What I Shed Today

lightening up a little at a time

– Dad’s belts

on December 22, 2014

A week has passed since my father died. I still feel very close to him. I think I would in any case, but it’s helped that we’ve been looking through photos and sharing stories while I’ve been editing his memoir of sailing in the United States Maritime Service during WWII.

Much as I love him, well as I think I knew him, he could puzzle me still, and today he did. So that my Mom wouldn’t have to, Nimue and I assumed the task of sorting through his clothes. Most of them will go to Opportunity House, a local charity and thrift store, but I’ve accepted the bequest of a shirt and work boots. (In our respective middle ages, Dad and I were about the same size.) My brothers might make use of a few other items, and my brother-in-law will see if his sweaters fit.

They may try on Dad’s belts, too, but I expect we’ll wind up shedding most if not all of them. Such a plurality of belts! And that’s what surprised me, how many were hanging in his closet.

I don’t have a dress code, but cultural expectations lead me to dress “professionally” on frequent occasion. Dad modeled it for me, and I would have said I learned most of my tastes and practices from him. Granted that I try to keep it simple, I have only one belt … whereas Dad had fifteen.

Fifteen belts, Dad … why? And why did you keep eight that are cracked, splitting, or fraying along a seam? Okay, this one here, I see, must have been your “painting” belt. But after that, and one good black and one good brown belt, how many did you need?

Fox says, "They make good toys; I love to chase a belt!"

Fox says, “They make good toys; I love to chase a belt!”

I know he, in turn, might ask me why I intend to throw away belts that are perfectly good (well, except for some splits, cracking, and loose threads). Much as we were alike, we weren’t the same. And actually, I think he loved that about me. I love it about him.

shedding style: throw away
destination: the landfill

Comments welcome … what did you learn, and not learn, from your parents about “stuff”?

Advertisements

5 responses to “– Dad’s belts

  1. Sorting through a loved one’s belongings is a revealing experience. When my brother-in-law died, we discovered he had kept every credit card that he had ever owned and many other credit card type bits of plastic.

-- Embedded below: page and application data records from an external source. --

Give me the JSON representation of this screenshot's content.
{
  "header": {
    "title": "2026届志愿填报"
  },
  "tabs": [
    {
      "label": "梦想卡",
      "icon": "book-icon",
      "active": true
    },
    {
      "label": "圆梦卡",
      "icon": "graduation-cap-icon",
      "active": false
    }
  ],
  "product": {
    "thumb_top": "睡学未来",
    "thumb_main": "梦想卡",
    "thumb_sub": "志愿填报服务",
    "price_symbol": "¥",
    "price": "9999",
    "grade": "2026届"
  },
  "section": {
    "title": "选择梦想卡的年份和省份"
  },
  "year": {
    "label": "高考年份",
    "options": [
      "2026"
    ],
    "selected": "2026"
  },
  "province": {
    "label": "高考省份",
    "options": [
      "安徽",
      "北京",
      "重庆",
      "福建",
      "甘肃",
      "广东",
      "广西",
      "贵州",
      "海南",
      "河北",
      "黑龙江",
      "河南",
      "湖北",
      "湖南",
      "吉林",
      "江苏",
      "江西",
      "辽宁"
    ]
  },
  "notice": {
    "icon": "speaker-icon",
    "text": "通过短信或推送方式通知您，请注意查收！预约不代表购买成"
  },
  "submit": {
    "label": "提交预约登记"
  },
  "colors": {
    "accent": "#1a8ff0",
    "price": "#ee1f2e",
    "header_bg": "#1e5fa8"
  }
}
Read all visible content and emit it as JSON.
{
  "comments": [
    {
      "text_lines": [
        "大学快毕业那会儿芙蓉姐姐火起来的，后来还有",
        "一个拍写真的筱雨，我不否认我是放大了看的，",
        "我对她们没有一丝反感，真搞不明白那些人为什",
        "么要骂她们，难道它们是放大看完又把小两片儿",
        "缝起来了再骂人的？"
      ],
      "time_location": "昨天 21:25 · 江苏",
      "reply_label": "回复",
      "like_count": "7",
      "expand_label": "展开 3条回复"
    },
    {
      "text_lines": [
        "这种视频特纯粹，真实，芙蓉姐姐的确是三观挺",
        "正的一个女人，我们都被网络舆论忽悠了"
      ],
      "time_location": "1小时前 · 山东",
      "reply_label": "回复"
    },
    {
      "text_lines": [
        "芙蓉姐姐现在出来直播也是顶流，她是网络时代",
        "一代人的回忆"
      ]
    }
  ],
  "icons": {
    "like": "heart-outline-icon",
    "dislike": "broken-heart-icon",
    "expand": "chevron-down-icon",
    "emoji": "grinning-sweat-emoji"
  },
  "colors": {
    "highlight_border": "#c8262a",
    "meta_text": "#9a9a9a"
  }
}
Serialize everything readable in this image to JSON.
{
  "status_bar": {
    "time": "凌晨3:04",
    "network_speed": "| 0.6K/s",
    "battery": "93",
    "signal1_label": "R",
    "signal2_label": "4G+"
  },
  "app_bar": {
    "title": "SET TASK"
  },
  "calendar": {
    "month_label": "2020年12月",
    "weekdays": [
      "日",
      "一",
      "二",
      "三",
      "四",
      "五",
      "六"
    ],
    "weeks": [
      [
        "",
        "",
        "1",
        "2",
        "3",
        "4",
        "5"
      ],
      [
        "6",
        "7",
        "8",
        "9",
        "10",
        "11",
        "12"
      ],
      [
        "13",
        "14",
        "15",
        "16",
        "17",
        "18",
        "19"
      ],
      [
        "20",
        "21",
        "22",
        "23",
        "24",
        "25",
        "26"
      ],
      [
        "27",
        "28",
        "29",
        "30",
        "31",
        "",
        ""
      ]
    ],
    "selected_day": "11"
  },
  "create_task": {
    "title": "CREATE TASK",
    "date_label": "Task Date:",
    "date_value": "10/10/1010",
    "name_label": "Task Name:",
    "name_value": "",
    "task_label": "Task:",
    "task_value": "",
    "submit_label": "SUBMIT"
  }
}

In total my sister found over 200 of them! We have never worked out why, but it does make us smile… everyone has their quirks.
    Are you going to publish your dad’s memoirs?

    • revdarkwater says:

      A credit card collection! It would offer a wider window into modernity in the West than postage stamps, I think.

      We do plan to publish, probably via a blog, with an e-book option for any who want it in a bookish format. Mr. S-o-H e-published a novel, I recall. Would he mind sharing anything he learned?

  2. I’m very sorry for your loss.

Leave a Reply

Fill in your details below or click an icon to log in:

WordPress.com Logo

You are commenting using your WordPress.com account. Log Out / Change )

Twitter picture

You are commenting using your Twitter account. Log Out / Change )

Facebook photo

You are commenting using your Facebook account. Log Out / Change )

Google+ photo

You are commenting using your Google+ account. Log Out / Change )

Connecting to %s

%d bloggers like this: